▶ _WHAT YOU WILL DO_: Provide the count of lines below that include the word "header", without any accompanying remarks.

[Saved data entries]

——————

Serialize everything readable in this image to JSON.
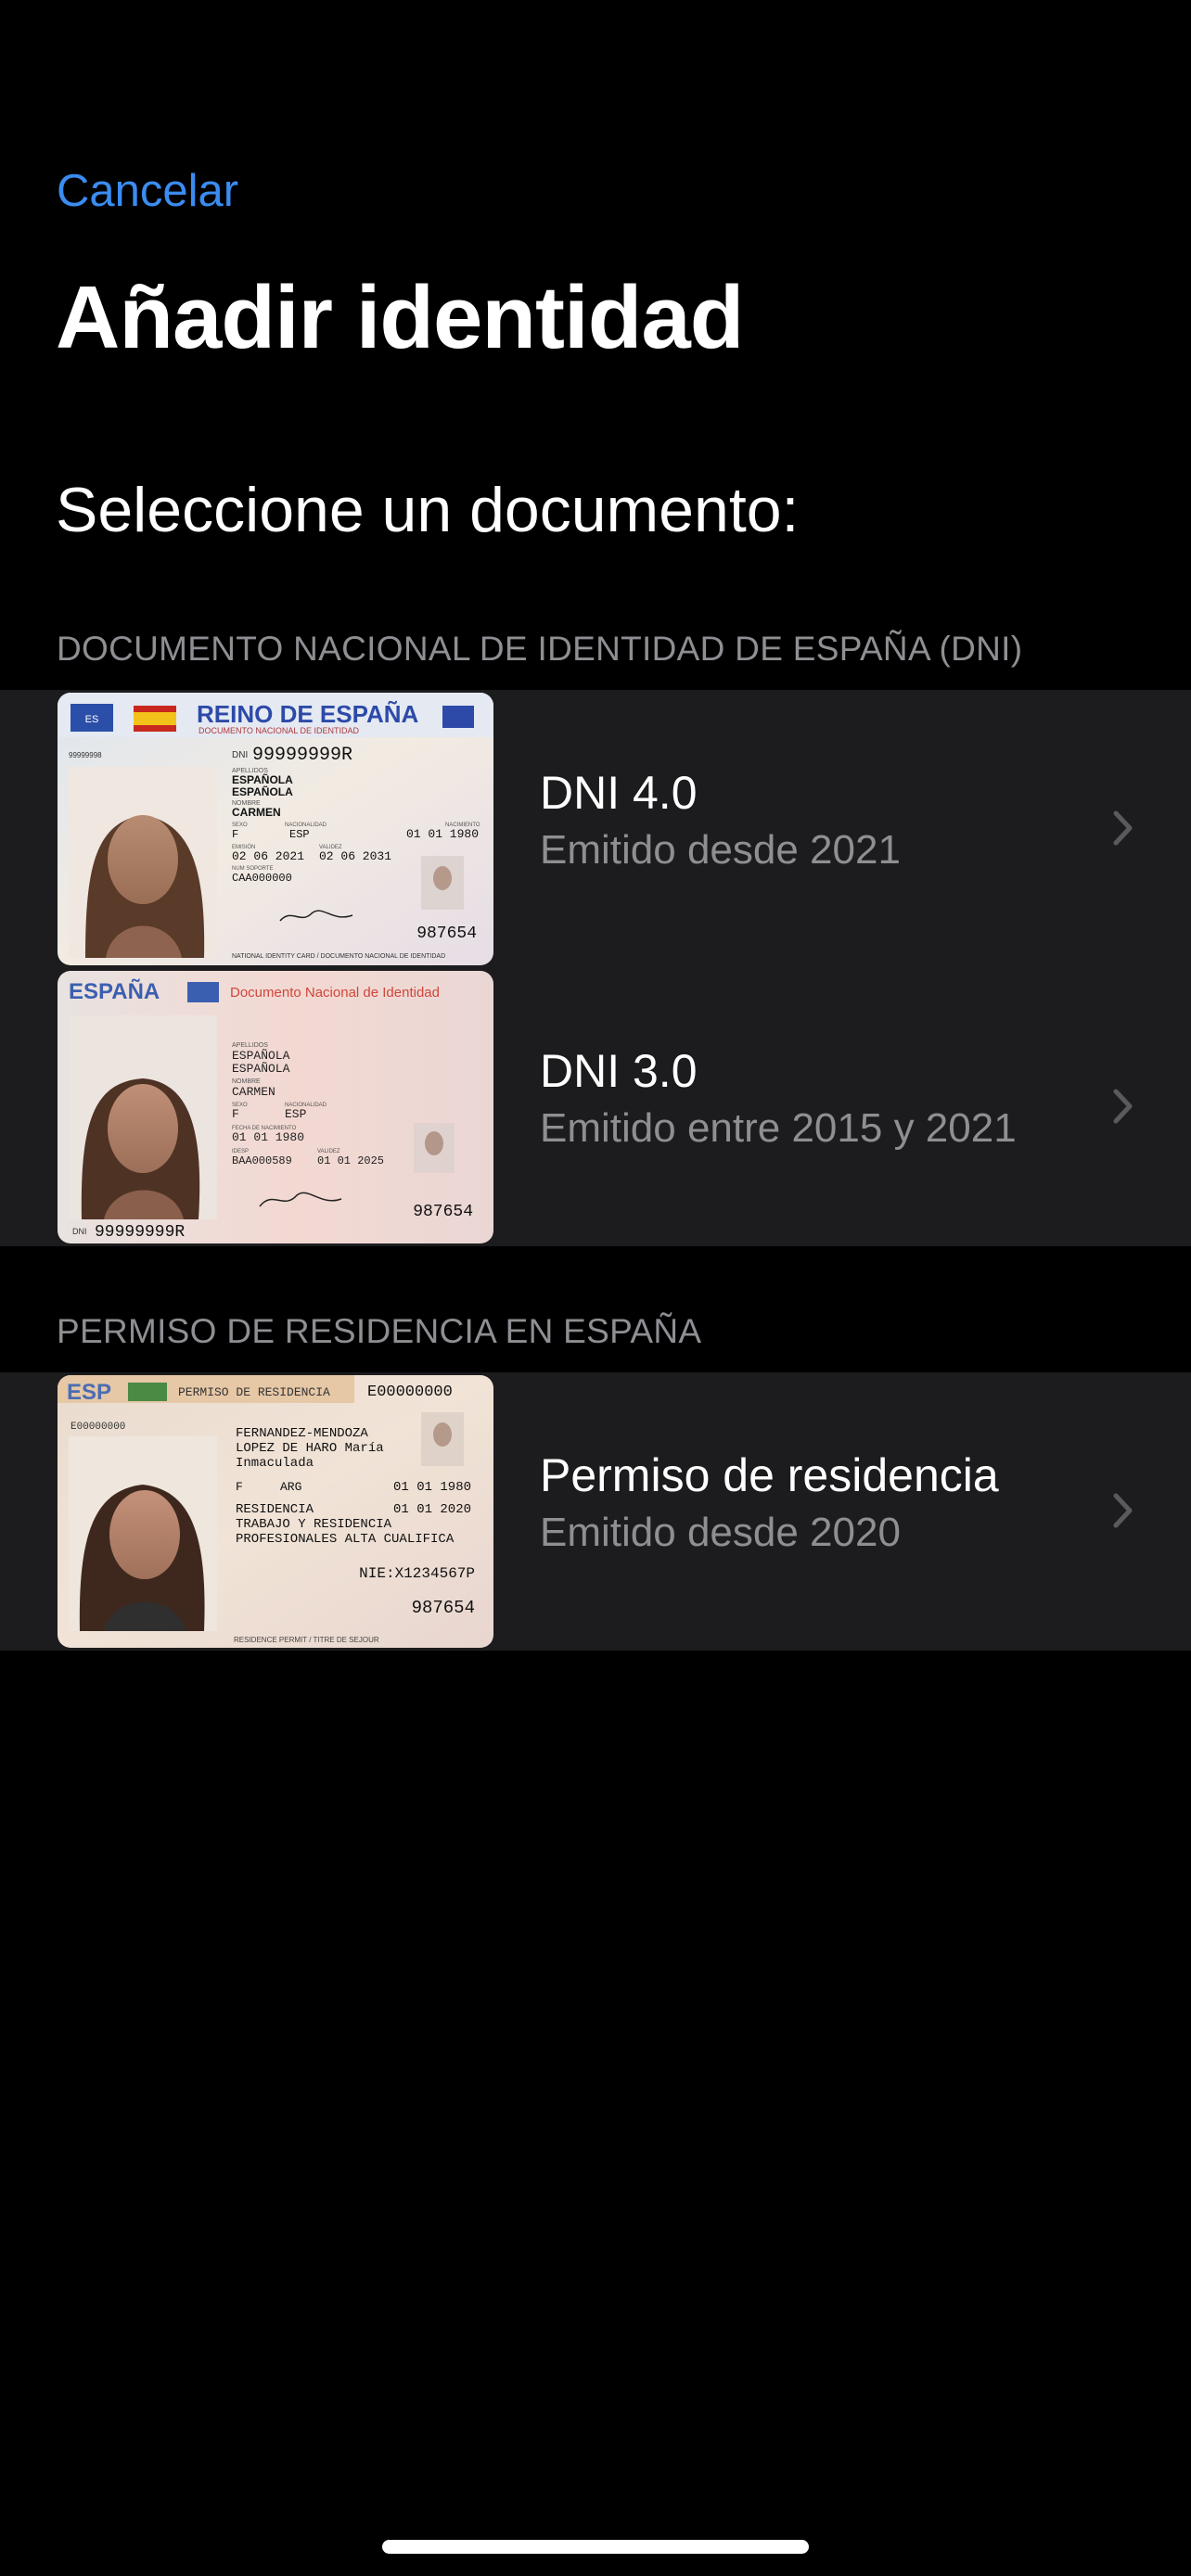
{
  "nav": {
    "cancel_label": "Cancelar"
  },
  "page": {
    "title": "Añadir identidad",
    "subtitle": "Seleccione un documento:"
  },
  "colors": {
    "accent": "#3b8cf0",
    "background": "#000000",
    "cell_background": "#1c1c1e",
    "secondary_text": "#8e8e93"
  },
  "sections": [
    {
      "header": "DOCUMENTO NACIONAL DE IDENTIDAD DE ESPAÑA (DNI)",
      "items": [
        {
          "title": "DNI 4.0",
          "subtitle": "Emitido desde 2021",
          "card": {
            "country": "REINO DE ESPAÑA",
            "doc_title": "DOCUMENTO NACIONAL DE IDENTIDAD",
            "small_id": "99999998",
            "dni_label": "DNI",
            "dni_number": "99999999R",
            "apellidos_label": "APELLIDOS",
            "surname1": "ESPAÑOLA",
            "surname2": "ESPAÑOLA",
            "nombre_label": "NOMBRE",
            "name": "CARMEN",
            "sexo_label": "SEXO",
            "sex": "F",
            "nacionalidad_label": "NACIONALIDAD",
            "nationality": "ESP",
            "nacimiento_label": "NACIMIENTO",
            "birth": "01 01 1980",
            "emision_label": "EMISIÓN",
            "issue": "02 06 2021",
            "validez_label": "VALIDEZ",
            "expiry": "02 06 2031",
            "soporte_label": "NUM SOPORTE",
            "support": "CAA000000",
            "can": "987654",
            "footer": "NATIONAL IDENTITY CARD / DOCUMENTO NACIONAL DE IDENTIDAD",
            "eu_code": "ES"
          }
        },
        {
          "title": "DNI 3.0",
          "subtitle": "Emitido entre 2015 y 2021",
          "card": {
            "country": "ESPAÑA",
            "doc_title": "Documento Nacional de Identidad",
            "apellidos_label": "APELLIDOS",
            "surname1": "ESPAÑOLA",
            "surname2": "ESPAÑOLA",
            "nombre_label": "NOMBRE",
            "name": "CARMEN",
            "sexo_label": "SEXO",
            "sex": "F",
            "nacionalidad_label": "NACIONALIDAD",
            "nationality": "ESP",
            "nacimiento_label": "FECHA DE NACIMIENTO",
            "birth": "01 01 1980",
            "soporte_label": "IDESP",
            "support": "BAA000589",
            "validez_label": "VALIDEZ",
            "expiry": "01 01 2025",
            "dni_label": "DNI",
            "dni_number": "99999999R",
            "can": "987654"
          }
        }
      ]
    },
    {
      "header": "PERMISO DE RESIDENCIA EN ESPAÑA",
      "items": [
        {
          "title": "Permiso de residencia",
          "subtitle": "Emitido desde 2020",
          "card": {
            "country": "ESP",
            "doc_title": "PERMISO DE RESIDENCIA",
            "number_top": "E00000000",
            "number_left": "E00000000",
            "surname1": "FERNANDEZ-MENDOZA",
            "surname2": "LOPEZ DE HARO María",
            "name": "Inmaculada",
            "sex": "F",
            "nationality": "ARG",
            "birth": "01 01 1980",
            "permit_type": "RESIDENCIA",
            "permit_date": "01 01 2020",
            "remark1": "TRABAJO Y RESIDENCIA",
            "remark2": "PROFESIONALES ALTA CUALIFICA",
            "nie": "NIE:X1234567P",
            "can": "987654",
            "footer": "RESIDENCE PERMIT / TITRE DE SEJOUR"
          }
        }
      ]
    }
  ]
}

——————

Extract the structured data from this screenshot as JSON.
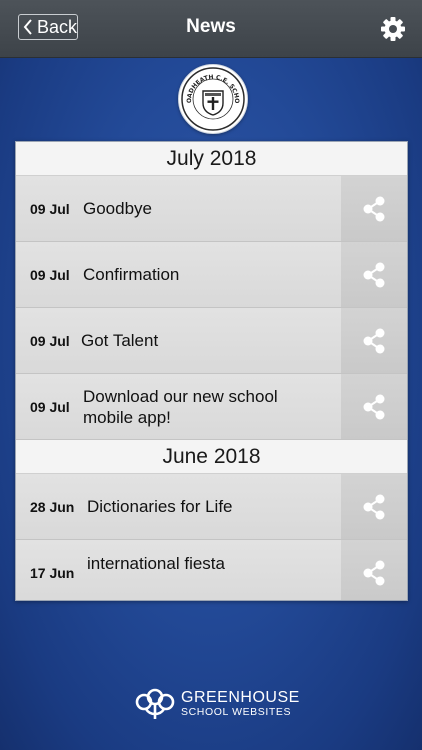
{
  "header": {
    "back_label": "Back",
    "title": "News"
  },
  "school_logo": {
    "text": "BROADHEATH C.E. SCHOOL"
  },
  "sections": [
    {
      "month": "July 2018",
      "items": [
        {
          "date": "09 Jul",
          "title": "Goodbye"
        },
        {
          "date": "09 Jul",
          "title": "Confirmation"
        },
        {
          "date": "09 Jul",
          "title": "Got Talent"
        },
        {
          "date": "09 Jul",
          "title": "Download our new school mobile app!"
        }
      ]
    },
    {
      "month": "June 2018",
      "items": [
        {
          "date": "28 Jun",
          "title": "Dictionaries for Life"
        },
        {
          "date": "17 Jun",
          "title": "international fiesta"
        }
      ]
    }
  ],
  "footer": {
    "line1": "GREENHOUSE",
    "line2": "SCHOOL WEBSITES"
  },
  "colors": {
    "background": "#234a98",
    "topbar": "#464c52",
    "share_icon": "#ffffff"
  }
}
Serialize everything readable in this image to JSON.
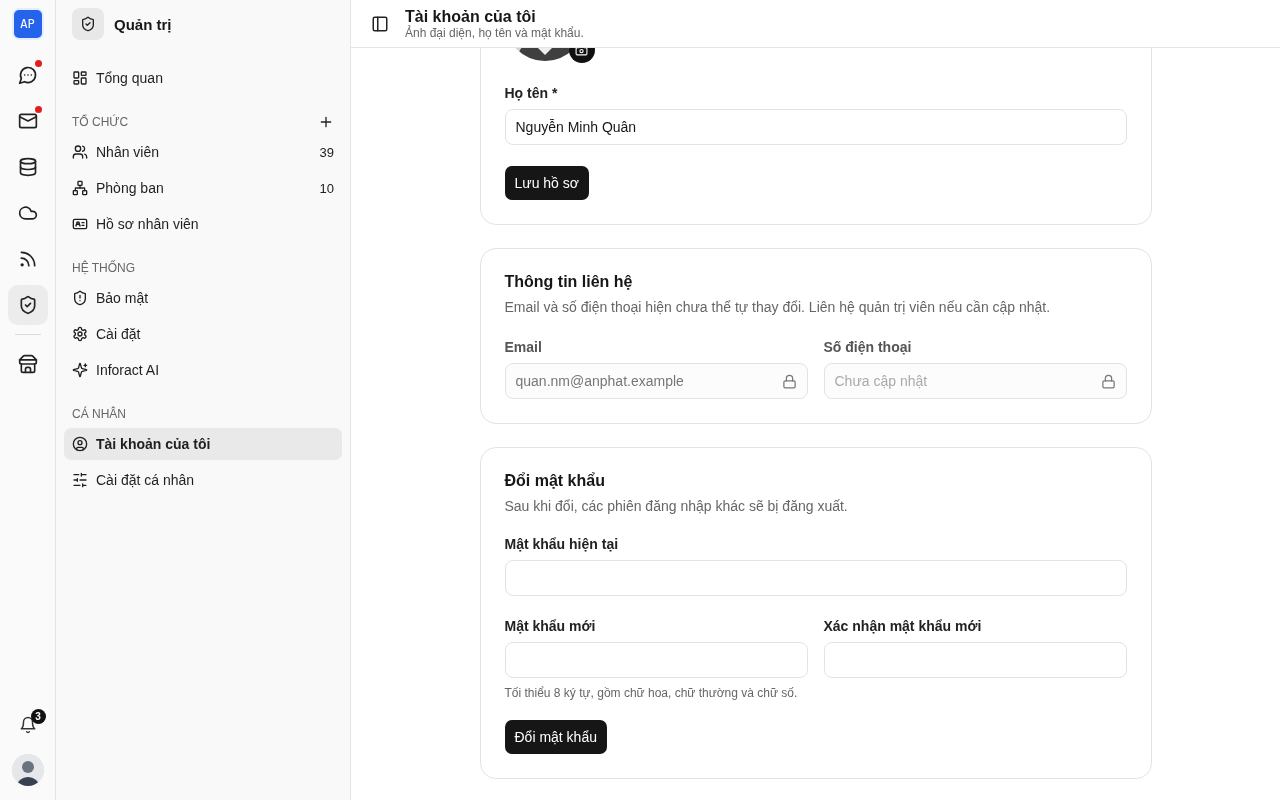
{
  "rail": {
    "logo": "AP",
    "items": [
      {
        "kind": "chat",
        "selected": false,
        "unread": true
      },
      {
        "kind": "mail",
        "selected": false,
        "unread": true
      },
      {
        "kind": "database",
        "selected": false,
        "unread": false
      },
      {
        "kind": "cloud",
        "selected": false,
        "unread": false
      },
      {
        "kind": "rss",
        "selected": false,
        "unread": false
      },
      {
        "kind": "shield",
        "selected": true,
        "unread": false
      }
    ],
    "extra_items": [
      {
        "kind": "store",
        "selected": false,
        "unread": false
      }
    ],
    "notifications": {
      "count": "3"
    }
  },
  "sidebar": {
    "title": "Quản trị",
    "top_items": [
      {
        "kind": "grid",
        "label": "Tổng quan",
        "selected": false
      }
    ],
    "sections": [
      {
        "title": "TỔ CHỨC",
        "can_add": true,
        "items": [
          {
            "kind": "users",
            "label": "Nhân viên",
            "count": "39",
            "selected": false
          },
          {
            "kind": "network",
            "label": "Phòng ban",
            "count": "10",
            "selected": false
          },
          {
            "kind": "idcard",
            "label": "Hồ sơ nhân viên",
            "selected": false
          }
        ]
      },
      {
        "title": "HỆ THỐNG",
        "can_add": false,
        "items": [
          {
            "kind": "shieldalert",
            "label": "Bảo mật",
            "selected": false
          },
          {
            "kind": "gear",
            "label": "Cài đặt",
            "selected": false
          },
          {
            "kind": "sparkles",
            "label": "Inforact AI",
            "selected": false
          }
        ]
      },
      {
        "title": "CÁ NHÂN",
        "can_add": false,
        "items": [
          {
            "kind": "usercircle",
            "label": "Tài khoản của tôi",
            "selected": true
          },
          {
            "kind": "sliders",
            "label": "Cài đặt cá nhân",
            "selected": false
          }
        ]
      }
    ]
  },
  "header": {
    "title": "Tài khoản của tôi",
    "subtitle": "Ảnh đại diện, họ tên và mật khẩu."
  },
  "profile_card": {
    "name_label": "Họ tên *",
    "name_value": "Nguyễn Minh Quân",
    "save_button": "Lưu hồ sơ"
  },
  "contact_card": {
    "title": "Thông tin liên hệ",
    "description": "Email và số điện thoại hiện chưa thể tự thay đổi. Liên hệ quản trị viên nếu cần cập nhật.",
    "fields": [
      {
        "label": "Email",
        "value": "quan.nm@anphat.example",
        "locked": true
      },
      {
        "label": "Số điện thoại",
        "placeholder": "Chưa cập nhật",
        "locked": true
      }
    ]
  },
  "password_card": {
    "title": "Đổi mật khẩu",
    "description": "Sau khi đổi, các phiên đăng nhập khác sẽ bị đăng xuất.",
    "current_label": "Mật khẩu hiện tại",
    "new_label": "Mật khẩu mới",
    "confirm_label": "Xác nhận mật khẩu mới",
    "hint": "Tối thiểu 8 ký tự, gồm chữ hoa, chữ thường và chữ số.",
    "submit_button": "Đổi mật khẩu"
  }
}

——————

▶ _RESPONSE TO THE EXERCISE_: 4